No single neuron produces a thought or a behavior; anything the brain accomplishes is a vast collaborative effort between cells. When at work, neurons talk rapidly to one another, forming networks as they communicate. Researchers led by Rockefeller University’s Alipasha Vaziri are developing technology that would make it possible to record brain activity as it plays out across these networks.
In research published October 31 in Nature Methods, they recorded the activity of thousands of neurons layered within three-dimensional sections of brain as they signaled to one another in a living mouse.
“The ultimate goal of our work is to investigate how large numbers of interconnected neurons throughout the brain interact in real time and how their dynamics lead to behavior,” says Vaziri, associate professor and head of the Laboratory of Neurotechnology and Biophysics. “By developing a new method based on ‘light sculpting’ and using it to capture the activity of the majority of the neurons within a large portion of the cortex, a layered brain structure involved amongst others in higher brain function, we have taken a significant step in this direction.”
This type of recording presents a considerable technical challenge because it requires tools capable of capturing short-lived events within individual cells, all while observing large volumes of brain tissue.

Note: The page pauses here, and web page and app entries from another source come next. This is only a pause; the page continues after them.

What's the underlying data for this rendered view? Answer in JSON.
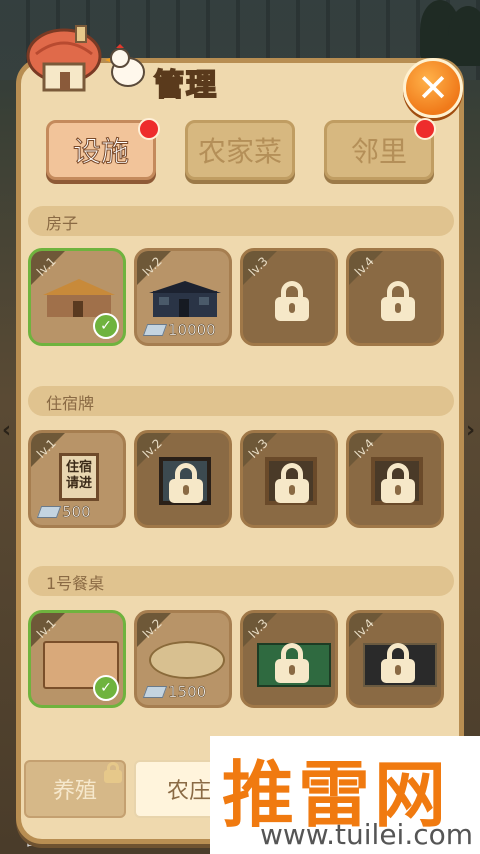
{
  "header": {
    "title": "管理",
    "close_icon": "close-icon"
  },
  "tabs": [
    {
      "label": "设施",
      "active": true,
      "badge": true
    },
    {
      "label": "农家菜",
      "active": false,
      "badge": false
    },
    {
      "label": "邻里",
      "active": false,
      "badge": true
    }
  ],
  "sections": [
    {
      "title": "房子",
      "items": [
        {
          "level": "lv.1",
          "state": "current",
          "price": ""
        },
        {
          "level": "lv.2",
          "state": "unlocked",
          "price": "10000"
        },
        {
          "level": "lv.3",
          "state": "locked",
          "price": ""
        },
        {
          "level": "lv.4",
          "state": "locked",
          "price": ""
        }
      ]
    },
    {
      "title": "住宿牌",
      "items": [
        {
          "level": "lv.1",
          "state": "unlocked",
          "price": "500",
          "sign_text": "住宿请进"
        },
        {
          "level": "lv.2",
          "state": "locked",
          "price": ""
        },
        {
          "level": "lv.3",
          "state": "locked",
          "price": ""
        },
        {
          "level": "lv.4",
          "state": "locked",
          "price": ""
        }
      ]
    },
    {
      "title": "1号餐桌",
      "items": [
        {
          "level": "lv.1",
          "state": "current",
          "price": ""
        },
        {
          "level": "lv.2",
          "state": "unlocked",
          "price": "1500"
        },
        {
          "level": "lv.3",
          "state": "locked",
          "price": ""
        },
        {
          "level": "lv.4",
          "state": "locked",
          "price": ""
        }
      ]
    }
  ],
  "bottom_tabs": [
    {
      "label": "养殖",
      "locked": true
    },
    {
      "label": "农庄",
      "locked": false
    }
  ],
  "background_text": "管理",
  "watermark": {
    "big": "推雷网",
    "small": "www.tuilei.com"
  },
  "colors": {
    "accent": "#f07a1a",
    "current_border": "#6fb33e",
    "badge": "#ee2c2c",
    "panel": "#efd9ae"
  }
}
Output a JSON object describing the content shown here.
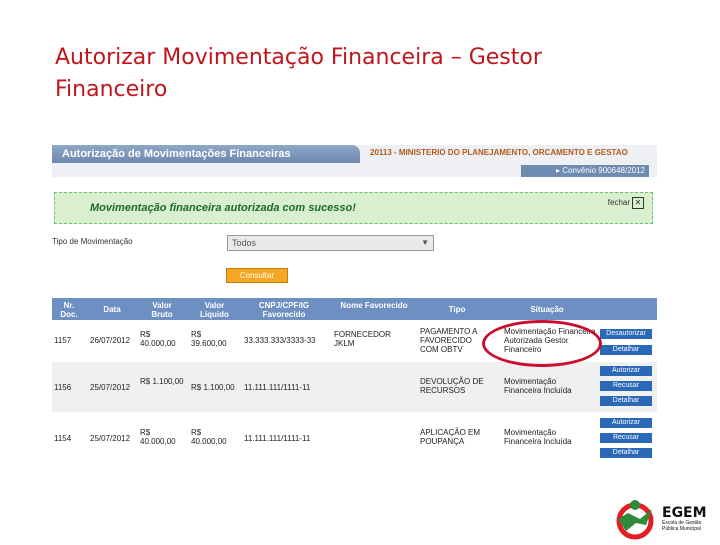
{
  "slide": {
    "title": "Autorizar Movimentação Financeira – Gestor Financeiro"
  },
  "header": {
    "title": "Autorização de Movimentações Financeiras",
    "org": "20113 - MINISTERIO DO PLANEJAMENTO, ORCAMENTO E GESTAO",
    "convenio": "▸ Convênio 900648/2012"
  },
  "message": {
    "text": "Movimentação financeira autorizada com sucesso!",
    "close_label": "fechar",
    "close_x": "✕"
  },
  "filter": {
    "label": "Tipo de Movimentação",
    "value": "Todos",
    "arrow": "▼",
    "button": "Consultar"
  },
  "table": {
    "headers": [
      "Nr. Doc.",
      "Data",
      "Valor Bruto",
      "Valor Líquido",
      "CNPJ/CPF/IG Favorecido",
      "Nome Favorecido",
      "Tipo",
      "Situação"
    ],
    "rows": [
      {
        "doc": "1157",
        "data": "26/07/2012",
        "bruto": "R$ 40.000,00",
        "liquido": "R$ 39.600,00",
        "cnpj": "33.333.333/3333-33",
        "nome": "FORNECEDOR JKLM",
        "tipo": "PAGAMENTO A FAVORECIDO COM OBTV",
        "situacao": "Movimentação Financeira Autorizada Gestor Financeiro",
        "actions": [
          "Desautorizar",
          "Detalhar"
        ]
      },
      {
        "doc": "1156",
        "data": "25/07/2012",
        "bruto": "R$ 1.100,00",
        "liquido": "R$ 1.100,00",
        "cnpj": "11.111.111/1111-11",
        "nome": "",
        "tipo": "DEVOLUÇÃO DE RECURSOS",
        "situacao": "Movimentação Financeira Incluída",
        "actions": [
          "Autorizar",
          "Recusar",
          "Detalhar"
        ]
      },
      {
        "doc": "1154",
        "data": "25/07/2012",
        "bruto": "R$ 40.000,00",
        "liquido": "R$ 40.000,00",
        "cnpj": "11.111.111/1111-11",
        "nome": "",
        "tipo": "APLICAÇÃO EM POUPANÇA",
        "situacao": "Movimentação Financeira Incluída",
        "actions": [
          "Autorizar",
          "Recusar",
          "Detalhar"
        ]
      }
    ]
  },
  "logo": {
    "name": "EGEM",
    "subtitle": "Escola de Gestão Pública Municipal"
  },
  "colors": {
    "title": "#c0151b",
    "header": "#6e8fc1",
    "success_bg": "#d9efcf",
    "accent_button": "#f5a623",
    "action_button": "#2a68b8",
    "highlight": "#c8102e"
  }
}
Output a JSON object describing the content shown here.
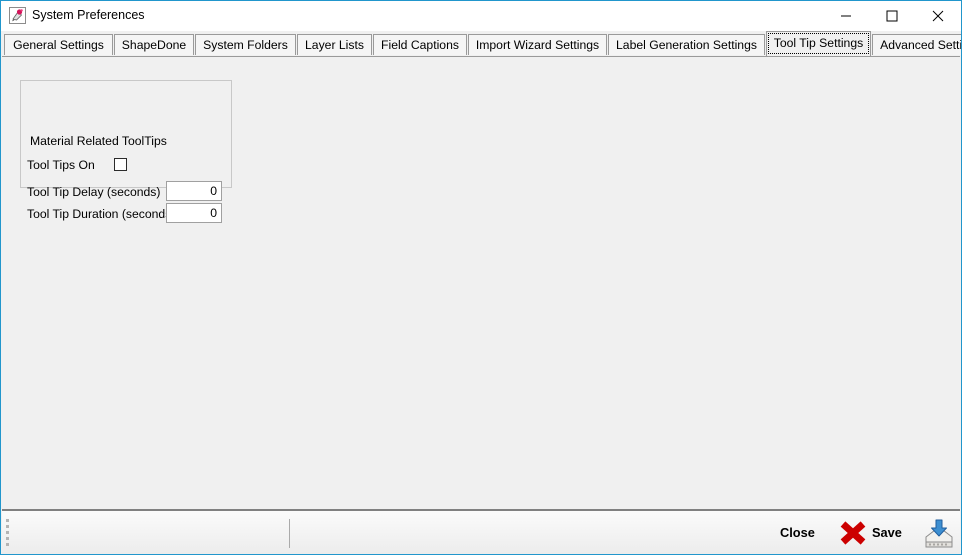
{
  "window": {
    "title": "System Preferences",
    "icon": "application-icon",
    "accent_border_color": "#2196cc",
    "controls": {
      "minimize": "Minimize",
      "maximize": "Maximize",
      "close": "Close"
    }
  },
  "tabs": [
    {
      "label": "General Settings",
      "selected": false
    },
    {
      "label": "ShapeDone",
      "selected": false
    },
    {
      "label": "System Folders",
      "selected": false
    },
    {
      "label": "Layer Lists",
      "selected": false
    },
    {
      "label": "Field Captions",
      "selected": false
    },
    {
      "label": "Import Wizard Settings",
      "selected": false
    },
    {
      "label": "Label Generation Settings",
      "selected": false
    },
    {
      "label": "Tool Tip Settings",
      "selected": true
    },
    {
      "label": "Advanced Settings",
      "selected": false
    }
  ],
  "panel": {
    "groupbox": {
      "legend": "Material Related ToolTips",
      "tooltips_on": {
        "label": "Tool Tips On",
        "checked": false
      },
      "delay": {
        "label": "Tool Tip Delay (seconds)",
        "value": "0",
        "placeholder": ""
      },
      "duration": {
        "label": "Tool Tip Duration (seconds)",
        "value": "0",
        "placeholder": ""
      }
    }
  },
  "statusbar": {
    "grip": "resize-grip",
    "close": {
      "label": "Close",
      "icon": "red-x-icon",
      "icon_color": "#cc0000"
    },
    "save": {
      "label": "Save",
      "icon": "save-disk-icon",
      "icon_color": "#2b6fb5"
    }
  }
}
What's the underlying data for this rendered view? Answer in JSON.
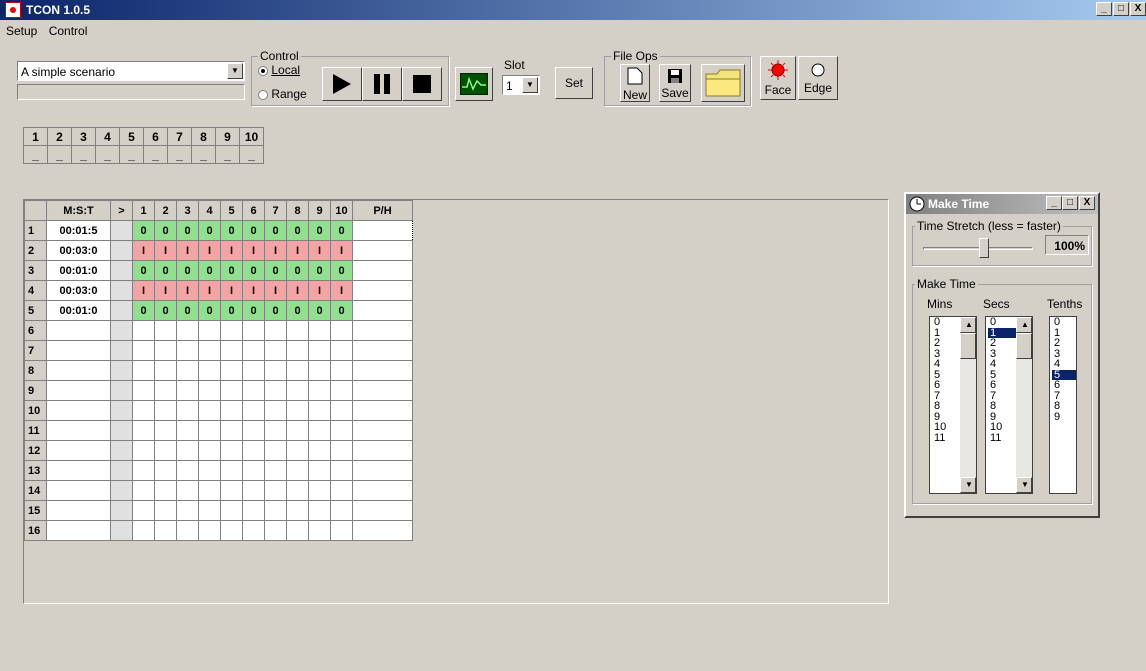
{
  "window": {
    "title": "TCON 1.0.5",
    "min": "_",
    "max": "□",
    "close": "X"
  },
  "menu": [
    "Setup",
    "Control"
  ],
  "scenario": {
    "selected": "A simple scenario"
  },
  "control": {
    "caption": "Control",
    "local": "Local",
    "range": "Range"
  },
  "slot": {
    "caption": "Slot",
    "value": "1",
    "set_label": "Set"
  },
  "fileops": {
    "caption": "File Ops",
    "new_label": "New",
    "save_label": "Save"
  },
  "face_label": "Face",
  "edge_label": "Edge",
  "channels": {
    "headers": [
      "1",
      "2",
      "3",
      "4",
      "5",
      "6",
      "7",
      "8",
      "9",
      "10"
    ],
    "values": [
      "_",
      "_",
      "_",
      "_",
      "_",
      "_",
      "_",
      "_",
      "_",
      "_"
    ]
  },
  "grid": {
    "headers": [
      "",
      "M:S:T",
      ">",
      "1",
      "2",
      "3",
      "4",
      "5",
      "6",
      "7",
      "8",
      "9",
      "10",
      "P/H"
    ],
    "rows": [
      {
        "n": "1",
        "time": "00:01:5",
        "cells": [
          "0",
          "0",
          "0",
          "0",
          "0",
          "0",
          "0",
          "0",
          "0",
          "0"
        ],
        "type": "o"
      },
      {
        "n": "2",
        "time": "00:03:0",
        "cells": [
          "I",
          "I",
          "I",
          "I",
          "I",
          "I",
          "I",
          "I",
          "I",
          "I"
        ],
        "type": "i"
      },
      {
        "n": "3",
        "time": "00:01:0",
        "cells": [
          "0",
          "0",
          "0",
          "0",
          "0",
          "0",
          "0",
          "0",
          "0",
          "0"
        ],
        "type": "o"
      },
      {
        "n": "4",
        "time": "00:03:0",
        "cells": [
          "I",
          "I",
          "I",
          "I",
          "I",
          "I",
          "I",
          "I",
          "I",
          "I"
        ],
        "type": "i"
      },
      {
        "n": "5",
        "time": "00:01:0",
        "cells": [
          "0",
          "0",
          "0",
          "0",
          "0",
          "0",
          "0",
          "0",
          "0",
          "0"
        ],
        "type": "o"
      },
      {
        "n": "6",
        "time": "",
        "cells": [],
        "type": "w"
      },
      {
        "n": "7",
        "time": "",
        "cells": [],
        "type": "w"
      },
      {
        "n": "8",
        "time": "",
        "cells": [],
        "type": "w"
      },
      {
        "n": "9",
        "time": "",
        "cells": [],
        "type": "w"
      },
      {
        "n": "10",
        "time": "",
        "cells": [],
        "type": "w"
      },
      {
        "n": "11",
        "time": "",
        "cells": [],
        "type": "w"
      },
      {
        "n": "12",
        "time": "",
        "cells": [],
        "type": "w"
      },
      {
        "n": "13",
        "time": "",
        "cells": [],
        "type": "w"
      },
      {
        "n": "14",
        "time": "",
        "cells": [],
        "type": "w"
      },
      {
        "n": "15",
        "time": "",
        "cells": [],
        "type": "w"
      },
      {
        "n": "16",
        "time": "",
        "cells": [],
        "type": "w"
      }
    ]
  },
  "maketime": {
    "title": "Make Time",
    "stretch_caption": "Time Stretch (less = faster)",
    "stretch_value": "100%",
    "group_caption": "Make Time",
    "mins_label": "Mins",
    "secs_label": "Secs",
    "tenths_label": "Tenths",
    "mins": [
      "0",
      "1",
      "2",
      "3",
      "4",
      "5",
      "6",
      "7",
      "8",
      "9",
      "10",
      "11"
    ],
    "secs": [
      "0",
      "1",
      "2",
      "3",
      "4",
      "5",
      "6",
      "7",
      "8",
      "9",
      "10",
      "11"
    ],
    "tenths": [
      "0",
      "1",
      "2",
      "3",
      "4",
      "5",
      "6",
      "7",
      "8",
      "9"
    ],
    "secs_selected": "1",
    "tenths_selected": "5"
  }
}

Vaziri, who joined Rockefeller last year, began working toward this goal about six years ago while at the Research Institute of Molecular Pathology in Vienna. His group first succeeded in developing a light-microscope–based approach to observing the activity within a whole 302-neuron roundworm brain, before moving on to the 100,000-neuron organ of a larval zebrafish. Their next target, the mouse brain, is more challenging for two reasons: Not only is it more complex, with about 70 million neurons, but the rodent brain is also opaque, unlike the more transparent worm and larval fish brains.
To make the activity of neurons visible, they had to be altered. The researchers engineered the mice so their neurons could emit fluorescent light when they signal to one another. The stronger the signal, the brighter the cells shine.
The microscopy system they developed had to meet competing demands: It needed to generate a spherically shaped spot, slightly smaller than the neurons and capable of efficiently exciting fluorescence from them. Meanwhile, it also had to move quickly enough to scan the activity of thousands of these cells in three dimensions as they fire in real time.
The team accomplished this using a technique called “light sculpting,” in which short pulses of laser light, each lasting only a quadrillionth of a second, are dispersed into their colored components. These are then brought back together to generate the “sculpted” excitation sphere.
This sphere is scanned to illuminate the neurons within a plane, then refocused on another layer of neurons above or below, allowing neural signals to be recorded in three dimensions. (This was done while the mouse’s head was immobilized, but its legs were free to run on a customized treadmill.)
In this way, Vaziri and his colleagues recorded the activity within one-eighth of a cubic millimeter of the cortex, of the animal’s brain, a volume that represents the majority of a unit known as a cortical column. By simultaneously capturing and analyzing the dynamic activity of the neurons within a cortical column, researchers think they might be able to understand brain computation as a whole. In this case, the section of cortex studied is responsible for planning movement.
The researchers are currently working to capture the activity of an entire such unit.
“Progress in neuroscience, and many other areas of biology, is limited by the available tools,” Vaziri says. “By developing increasingly faster, higher-resolution imaging techniques, we hope to be able to push the study of the brain into new frontiers.”